The Grapes at Croston, which has been an alehouse for more than 200 years, has surprised locals by shutting its doors with Christmas just over a month away.

Mystery surrounds the shock shutdown, although one villager claimed it came just a day before the lease was due for renewal.

“I can’t believe it because the Grapes has always done really well judging by the number of people who go in there,” said local parish councillor Cath Almond.

“It’s a bit of a shock really. There is talk of it possibly re-opening soon with new people in charge.
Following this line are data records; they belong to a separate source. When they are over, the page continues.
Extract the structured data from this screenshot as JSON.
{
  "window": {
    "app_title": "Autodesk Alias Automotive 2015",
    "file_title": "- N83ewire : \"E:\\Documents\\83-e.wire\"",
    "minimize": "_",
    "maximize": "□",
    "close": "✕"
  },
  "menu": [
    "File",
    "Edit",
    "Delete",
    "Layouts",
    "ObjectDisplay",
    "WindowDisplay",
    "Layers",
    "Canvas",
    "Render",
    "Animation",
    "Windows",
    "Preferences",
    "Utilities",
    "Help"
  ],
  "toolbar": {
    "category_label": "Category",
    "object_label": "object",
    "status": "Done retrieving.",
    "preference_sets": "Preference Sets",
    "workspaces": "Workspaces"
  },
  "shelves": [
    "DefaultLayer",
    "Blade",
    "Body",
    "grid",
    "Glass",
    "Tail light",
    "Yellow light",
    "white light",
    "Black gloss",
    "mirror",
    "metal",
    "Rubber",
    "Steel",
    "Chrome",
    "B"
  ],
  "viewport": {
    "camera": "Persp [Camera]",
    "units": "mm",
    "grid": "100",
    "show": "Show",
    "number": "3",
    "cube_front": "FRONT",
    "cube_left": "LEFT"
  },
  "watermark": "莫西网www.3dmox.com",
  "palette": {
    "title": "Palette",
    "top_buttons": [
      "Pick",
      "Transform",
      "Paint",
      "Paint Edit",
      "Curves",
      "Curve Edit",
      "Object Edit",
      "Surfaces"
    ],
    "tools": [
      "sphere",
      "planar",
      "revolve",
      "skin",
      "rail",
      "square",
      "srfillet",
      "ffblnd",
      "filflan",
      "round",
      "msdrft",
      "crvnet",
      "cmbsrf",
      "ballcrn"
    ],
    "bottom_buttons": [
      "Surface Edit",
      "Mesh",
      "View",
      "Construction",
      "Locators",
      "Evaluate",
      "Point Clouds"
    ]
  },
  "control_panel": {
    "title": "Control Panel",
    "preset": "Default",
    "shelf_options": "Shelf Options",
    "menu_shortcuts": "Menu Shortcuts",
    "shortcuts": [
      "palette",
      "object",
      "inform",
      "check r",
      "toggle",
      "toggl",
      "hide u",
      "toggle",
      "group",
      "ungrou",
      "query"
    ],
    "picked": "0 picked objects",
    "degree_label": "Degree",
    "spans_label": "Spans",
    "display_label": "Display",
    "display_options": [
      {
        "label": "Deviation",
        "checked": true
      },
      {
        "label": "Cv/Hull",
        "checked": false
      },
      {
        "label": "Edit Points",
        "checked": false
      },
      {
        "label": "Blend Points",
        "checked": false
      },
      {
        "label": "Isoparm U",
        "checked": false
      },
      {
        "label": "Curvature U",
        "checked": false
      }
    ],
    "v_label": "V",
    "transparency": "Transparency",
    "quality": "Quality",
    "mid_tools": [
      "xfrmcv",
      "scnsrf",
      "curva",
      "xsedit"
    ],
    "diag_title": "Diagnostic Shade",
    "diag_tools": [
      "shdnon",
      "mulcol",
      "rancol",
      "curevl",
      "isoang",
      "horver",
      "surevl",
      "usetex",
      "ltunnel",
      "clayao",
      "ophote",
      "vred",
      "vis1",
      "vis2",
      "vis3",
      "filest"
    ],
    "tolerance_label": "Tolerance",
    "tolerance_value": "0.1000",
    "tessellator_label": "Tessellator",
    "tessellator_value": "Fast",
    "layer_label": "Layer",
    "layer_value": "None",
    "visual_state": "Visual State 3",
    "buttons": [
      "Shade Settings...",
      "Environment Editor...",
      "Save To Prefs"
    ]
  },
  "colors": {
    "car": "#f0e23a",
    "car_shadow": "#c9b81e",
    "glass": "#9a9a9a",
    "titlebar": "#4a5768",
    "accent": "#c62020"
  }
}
But right now no-one seems to know for sure why it has closed.”

The pub is registered with Companies House as being owned by a private limited company - The Grapes (Croston) Limited - which has two shareholders Martina Mary Brien, who is the only director, and David Kim Brien.

Neither was answering the phone at the pub.

One of the part-time staff, laid off by the closure, who asked not to be named, said: “We heard a new manager was going to be put in on Saturday to re-open it, but it didn’t happen. It’s such a shame because the Grapes has always been a popular pub and eating place.

“It would be a real loss if it didn’t re-open because the village wouldn’t be the same without it.

“Martina and Kim were in charge, but I’m not sure what has happened. It all came out of the blue really.

“I gather that the lease was up for renewal last Monday and they shut the place down on the Sunday night.

“From what people have told me it needed a lot of money spending on it and maybe they couldn’t afford it and take on a new lease.

“I don’t know for sure because no-one has been told much. Most of the staff there were part-time, or students. There were only a couple of full-time.”

The Grapes, in Town Road, Croston, has been a pub since the early 1800s when it also doubled as the local courthouse. A prisoners’ cell, complete with bars, still survives in the living quarters. The village inn has earned praise for its quality dining.